[Opening Stored data section]

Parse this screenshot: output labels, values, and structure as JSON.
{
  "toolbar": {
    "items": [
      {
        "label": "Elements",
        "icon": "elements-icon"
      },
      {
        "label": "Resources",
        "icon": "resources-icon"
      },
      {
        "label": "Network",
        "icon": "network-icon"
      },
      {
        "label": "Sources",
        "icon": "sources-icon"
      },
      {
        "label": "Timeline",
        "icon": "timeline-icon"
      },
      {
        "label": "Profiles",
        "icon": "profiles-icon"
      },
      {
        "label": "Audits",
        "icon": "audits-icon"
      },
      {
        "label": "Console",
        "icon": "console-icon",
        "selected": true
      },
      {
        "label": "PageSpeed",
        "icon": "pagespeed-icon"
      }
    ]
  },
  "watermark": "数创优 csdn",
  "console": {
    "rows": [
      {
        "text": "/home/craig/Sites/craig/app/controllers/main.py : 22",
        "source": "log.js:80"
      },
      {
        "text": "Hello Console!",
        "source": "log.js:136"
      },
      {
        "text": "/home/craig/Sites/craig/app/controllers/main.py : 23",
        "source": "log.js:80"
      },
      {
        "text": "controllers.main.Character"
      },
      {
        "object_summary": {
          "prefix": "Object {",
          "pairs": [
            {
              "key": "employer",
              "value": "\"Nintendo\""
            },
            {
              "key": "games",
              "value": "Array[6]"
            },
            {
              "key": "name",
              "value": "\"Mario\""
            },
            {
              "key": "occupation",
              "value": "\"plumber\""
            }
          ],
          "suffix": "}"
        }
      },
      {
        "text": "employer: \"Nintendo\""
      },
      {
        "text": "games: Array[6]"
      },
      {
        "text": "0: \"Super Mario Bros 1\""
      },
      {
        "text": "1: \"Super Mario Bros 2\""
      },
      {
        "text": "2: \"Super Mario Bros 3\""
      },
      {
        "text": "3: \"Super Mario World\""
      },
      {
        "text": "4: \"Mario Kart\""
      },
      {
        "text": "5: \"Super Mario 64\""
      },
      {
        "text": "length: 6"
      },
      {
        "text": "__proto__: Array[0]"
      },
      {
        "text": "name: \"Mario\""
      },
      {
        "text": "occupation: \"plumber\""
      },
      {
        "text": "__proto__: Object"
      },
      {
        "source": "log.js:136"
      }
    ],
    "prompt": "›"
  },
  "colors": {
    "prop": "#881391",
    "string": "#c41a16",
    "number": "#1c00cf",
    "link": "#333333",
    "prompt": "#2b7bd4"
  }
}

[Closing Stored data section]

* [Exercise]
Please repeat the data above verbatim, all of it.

* [Task output]
Parse this screenshot: output labels, values, and structure as JSON.
{
  "toolbar": {
    "items": [
      {
        "label": "Elements",
        "icon": "elements-icon"
      },
      {
        "label": "Resources",
        "icon": "resources-icon"
      },
      {
        "label": "Network",
        "icon": "network-icon"
      },
      {
        "label": "Sources",
        "icon": "sources-icon"
      },
      {
        "label": "Timeline",
        "icon": "timeline-icon"
      },
      {
        "label": "Profiles",
        "icon": "profiles-icon"
      },
      {
        "label": "Audits",
        "icon": "audits-icon"
      },
      {
        "label": "Console",
        "icon": "console-icon",
        "selected": true
      },
      {
        "label": "PageSpeed",
        "icon": "pagespeed-icon"
      }
    ]
  },
  "watermark": "数创优 csdn",
  "console": {
    "rows": [
      {
        "text": "/home/craig/Sites/craig/app/controllers/main.py : 22",
        "source": "log.js:80"
      },
      {
        "text": "Hello Console!",
        "source": "log.js:136"
      },
      {
        "text": "/home/craig/Sites/craig/app/controllers/main.py : 23",
        "source": "log.js:80"
      },
      {
        "text": "controllers.main.Character"
      },
      {
        "object_summary": {
          "prefix": "Object {",
          "pairs": [
            {
              "key": "employer",
              "value": "\"Nintendo\""
            },
            {
              "key": "games",
              "value": "Array[6]"
            },
            {
              "key": "name",
              "value": "\"Mario\""
            },
            {
              "key": "occupation",
              "value": "\"plumber\""
            }
          ],
          "suffix": "}"
        }
      },
      {
        "text": "employer: \"Nintendo\""
      },
      {
        "text": "games: Array[6]"
      },
      {
        "text": "0: \"Super Mario Bros 1\""
      },
      {
        "text": "1: \"Super Mario Bros 2\""
      },
      {
        "text": "2: \"Super Mario Bros 3\""
      },
      {
        "text": "3: \"Super Mario World\""
      },
      {
        "text": "4: \"Mario Kart\""
      },
      {
        "text": "5: \"Super Mario 64\""
      },
      {
        "text": "length: 6"
      },
      {
        "text": "__proto__: Array[0]"
      },
      {
        "text": "name: \"Mario\""
      },
      {
        "text": "occupation: \"plumber\""
      },
      {
        "text": "__proto__: Object"
      },
      {
        "source": "log.js:136"
      }
    ],
    "prompt": "›"
  },
  "colors": {
    "prop": "#881391",
    "string": "#c41a16",
    "number": "#1c00cf",
    "link": "#333333",
    "prompt": "#2b7bd4"
  }
}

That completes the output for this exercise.